Although no COVID-19 vaccine has been approved by the FDA, it has granted emergency use authorization (EUA), to vaccines created by Johnson & Johnson, Moderna, and Pfizer-BioNTech.
Pfizer also indicated its intent to file an emergency authorization for a COVID-19 boost shot. However, the FDA and CDC stated that fully vaccinated Americans do not require additional doses. According to the health agencies, the United States “is blessed to have highly effective vaccines that can be easily accessible” to all eligible people. Nevertheless, a panel advising the CDC will consider additional doses for the COVID-19 vaccine to a small portion of people with weak immune systems.
According to a draft agenda, the Advisory Committee on Immunization Practices will meet on July 22 to discuss “clinical concerns for additional doses in immunocompromised persons.”
According to the National Institutes of Health, immunocompromised patients are those who have a decreased ability to fight infections or other diseases. This could be caused by conditions such as “AIDS, cancer and diabetes” or medications or treatments like chemotherapy or organ transplants.

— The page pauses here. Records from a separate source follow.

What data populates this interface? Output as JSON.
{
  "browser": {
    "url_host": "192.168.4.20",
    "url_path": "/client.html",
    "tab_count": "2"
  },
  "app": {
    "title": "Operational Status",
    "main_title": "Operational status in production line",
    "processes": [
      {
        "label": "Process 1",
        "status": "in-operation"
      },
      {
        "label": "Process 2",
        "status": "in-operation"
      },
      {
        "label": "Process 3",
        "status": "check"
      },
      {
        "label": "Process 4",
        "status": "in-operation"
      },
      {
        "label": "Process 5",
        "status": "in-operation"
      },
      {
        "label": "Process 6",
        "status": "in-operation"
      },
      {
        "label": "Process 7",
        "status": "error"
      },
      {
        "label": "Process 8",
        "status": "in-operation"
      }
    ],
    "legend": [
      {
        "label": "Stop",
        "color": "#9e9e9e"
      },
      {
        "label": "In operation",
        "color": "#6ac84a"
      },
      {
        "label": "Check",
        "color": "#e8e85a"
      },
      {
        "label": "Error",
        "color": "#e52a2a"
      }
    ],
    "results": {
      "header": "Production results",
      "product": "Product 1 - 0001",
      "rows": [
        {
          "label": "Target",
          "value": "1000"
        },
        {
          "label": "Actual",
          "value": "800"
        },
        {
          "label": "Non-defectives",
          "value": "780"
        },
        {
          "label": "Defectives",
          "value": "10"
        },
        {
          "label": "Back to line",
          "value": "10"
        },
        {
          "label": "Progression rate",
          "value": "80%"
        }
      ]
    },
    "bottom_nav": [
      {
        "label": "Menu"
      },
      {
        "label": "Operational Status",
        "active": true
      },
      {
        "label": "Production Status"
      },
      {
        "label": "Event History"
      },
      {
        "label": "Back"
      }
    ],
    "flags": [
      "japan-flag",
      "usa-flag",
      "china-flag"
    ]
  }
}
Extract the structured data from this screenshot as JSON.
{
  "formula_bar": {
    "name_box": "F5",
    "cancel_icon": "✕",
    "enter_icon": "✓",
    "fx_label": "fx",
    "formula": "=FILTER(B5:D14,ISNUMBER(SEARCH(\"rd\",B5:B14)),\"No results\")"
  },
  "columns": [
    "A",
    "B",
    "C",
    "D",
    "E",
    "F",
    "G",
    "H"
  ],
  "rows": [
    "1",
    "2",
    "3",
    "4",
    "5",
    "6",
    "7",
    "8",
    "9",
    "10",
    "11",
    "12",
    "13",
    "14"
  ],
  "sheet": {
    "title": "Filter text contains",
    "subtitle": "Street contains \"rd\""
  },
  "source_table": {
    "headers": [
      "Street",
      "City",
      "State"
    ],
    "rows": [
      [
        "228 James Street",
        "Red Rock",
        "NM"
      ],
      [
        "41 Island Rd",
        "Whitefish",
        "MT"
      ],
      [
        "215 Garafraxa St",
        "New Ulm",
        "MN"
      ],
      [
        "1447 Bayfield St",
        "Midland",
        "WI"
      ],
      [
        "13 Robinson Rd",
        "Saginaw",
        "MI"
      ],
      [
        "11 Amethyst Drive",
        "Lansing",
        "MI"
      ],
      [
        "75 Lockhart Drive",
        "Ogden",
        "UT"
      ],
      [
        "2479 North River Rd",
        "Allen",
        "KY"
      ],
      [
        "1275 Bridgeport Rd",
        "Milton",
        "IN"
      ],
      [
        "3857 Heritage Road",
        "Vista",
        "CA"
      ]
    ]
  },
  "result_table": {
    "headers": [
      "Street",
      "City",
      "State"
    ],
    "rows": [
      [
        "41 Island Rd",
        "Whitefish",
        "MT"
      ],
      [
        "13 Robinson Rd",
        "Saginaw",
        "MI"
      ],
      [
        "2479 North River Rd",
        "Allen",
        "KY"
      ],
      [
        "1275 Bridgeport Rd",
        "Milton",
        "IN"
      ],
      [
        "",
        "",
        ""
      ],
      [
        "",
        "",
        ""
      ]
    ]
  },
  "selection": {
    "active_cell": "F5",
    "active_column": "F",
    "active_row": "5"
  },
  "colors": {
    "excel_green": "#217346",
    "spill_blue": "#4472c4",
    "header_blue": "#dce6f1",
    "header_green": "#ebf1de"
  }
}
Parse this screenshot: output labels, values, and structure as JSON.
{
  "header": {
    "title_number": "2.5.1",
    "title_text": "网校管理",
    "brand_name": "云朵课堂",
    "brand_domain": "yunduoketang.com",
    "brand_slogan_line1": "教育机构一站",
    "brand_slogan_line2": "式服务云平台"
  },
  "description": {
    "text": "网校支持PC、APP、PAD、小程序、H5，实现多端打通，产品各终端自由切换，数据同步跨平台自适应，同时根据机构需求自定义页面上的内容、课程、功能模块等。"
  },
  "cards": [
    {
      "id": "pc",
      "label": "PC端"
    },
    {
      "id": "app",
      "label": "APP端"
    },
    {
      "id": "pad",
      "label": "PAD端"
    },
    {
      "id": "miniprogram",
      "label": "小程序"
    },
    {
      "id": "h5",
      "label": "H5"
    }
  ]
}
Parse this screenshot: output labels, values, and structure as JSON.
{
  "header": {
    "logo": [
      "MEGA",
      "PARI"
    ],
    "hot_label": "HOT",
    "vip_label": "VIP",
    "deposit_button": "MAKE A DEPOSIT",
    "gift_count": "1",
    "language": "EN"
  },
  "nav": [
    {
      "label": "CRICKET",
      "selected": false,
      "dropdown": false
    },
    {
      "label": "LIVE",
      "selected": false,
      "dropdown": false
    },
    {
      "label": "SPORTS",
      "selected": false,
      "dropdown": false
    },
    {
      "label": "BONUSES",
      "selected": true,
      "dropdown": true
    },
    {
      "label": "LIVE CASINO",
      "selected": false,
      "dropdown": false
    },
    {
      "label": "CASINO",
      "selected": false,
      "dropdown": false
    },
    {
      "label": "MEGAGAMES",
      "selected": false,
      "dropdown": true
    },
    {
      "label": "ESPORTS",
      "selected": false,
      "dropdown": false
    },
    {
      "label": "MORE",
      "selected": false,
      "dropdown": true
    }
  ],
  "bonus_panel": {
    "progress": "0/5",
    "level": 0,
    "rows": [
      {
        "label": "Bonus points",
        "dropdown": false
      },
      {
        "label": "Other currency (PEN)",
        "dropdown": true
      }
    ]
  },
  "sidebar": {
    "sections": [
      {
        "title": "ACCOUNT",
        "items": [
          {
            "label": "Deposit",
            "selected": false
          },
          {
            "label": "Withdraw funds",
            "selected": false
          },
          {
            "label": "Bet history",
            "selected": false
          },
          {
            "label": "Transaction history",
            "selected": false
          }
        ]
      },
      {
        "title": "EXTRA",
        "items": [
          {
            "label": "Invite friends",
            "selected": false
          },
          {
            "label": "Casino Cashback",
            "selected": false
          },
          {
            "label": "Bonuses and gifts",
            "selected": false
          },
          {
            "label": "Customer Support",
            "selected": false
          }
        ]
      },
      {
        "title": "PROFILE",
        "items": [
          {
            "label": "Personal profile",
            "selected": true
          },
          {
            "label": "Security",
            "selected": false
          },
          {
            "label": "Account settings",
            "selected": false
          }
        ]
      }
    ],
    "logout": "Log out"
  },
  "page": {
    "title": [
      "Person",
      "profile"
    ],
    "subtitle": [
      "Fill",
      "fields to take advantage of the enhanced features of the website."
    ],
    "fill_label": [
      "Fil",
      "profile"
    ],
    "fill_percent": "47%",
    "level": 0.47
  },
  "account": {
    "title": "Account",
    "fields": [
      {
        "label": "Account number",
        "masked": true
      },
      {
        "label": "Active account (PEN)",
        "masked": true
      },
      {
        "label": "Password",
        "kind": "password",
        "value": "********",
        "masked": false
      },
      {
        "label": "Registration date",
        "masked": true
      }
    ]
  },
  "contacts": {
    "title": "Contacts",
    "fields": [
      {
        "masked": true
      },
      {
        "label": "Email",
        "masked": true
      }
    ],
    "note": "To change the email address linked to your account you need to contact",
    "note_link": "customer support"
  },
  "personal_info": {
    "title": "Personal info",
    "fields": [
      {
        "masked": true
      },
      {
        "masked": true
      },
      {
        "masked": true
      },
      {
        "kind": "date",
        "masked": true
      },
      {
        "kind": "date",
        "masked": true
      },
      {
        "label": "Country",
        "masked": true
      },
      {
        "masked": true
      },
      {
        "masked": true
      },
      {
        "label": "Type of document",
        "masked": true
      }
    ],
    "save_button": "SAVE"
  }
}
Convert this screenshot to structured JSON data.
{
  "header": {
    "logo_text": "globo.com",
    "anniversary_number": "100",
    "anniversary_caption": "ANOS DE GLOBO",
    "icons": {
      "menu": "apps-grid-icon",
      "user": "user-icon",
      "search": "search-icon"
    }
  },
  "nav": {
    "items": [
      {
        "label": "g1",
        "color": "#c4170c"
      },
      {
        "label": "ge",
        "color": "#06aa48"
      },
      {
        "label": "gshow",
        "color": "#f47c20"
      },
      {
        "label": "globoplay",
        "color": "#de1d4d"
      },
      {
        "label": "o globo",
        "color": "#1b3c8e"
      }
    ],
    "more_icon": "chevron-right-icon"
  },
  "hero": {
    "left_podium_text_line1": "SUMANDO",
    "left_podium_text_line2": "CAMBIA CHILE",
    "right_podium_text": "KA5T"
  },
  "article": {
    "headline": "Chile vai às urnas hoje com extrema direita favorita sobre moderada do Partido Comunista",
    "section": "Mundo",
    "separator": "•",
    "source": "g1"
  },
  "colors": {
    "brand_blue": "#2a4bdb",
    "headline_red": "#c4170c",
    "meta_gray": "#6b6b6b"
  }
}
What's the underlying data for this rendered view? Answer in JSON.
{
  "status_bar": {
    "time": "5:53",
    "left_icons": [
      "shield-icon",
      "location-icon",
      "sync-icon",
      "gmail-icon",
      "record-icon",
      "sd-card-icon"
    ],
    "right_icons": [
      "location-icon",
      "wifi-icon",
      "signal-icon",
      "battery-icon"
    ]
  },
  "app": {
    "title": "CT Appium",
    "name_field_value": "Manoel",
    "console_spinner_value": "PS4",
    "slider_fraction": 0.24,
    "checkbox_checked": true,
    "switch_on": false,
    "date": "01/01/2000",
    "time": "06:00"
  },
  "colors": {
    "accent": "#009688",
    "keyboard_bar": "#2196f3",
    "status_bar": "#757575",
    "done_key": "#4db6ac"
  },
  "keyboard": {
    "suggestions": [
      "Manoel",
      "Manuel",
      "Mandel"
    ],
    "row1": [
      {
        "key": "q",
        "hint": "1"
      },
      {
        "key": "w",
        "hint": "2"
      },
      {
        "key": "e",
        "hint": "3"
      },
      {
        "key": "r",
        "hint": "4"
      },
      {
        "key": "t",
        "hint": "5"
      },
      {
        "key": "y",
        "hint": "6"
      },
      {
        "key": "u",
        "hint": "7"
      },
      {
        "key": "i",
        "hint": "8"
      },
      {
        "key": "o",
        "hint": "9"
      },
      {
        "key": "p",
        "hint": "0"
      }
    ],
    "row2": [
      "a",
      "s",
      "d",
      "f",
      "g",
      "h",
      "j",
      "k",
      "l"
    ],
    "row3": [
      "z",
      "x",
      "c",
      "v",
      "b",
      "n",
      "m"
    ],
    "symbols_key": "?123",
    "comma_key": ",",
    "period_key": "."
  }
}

There is evidence that immunocompromised people, which make up 2.7% of the country’s population have a reduced immune response to vaccines. One study found that 7 to 27 days after the second Pfizer dose, 75% of patients with immunocompromised had protection against symptoms COVID-19, as opposed to 94% overall. Patients also experienced less protection from infection after receiving two Pfizer doses, at 71% versus 90%.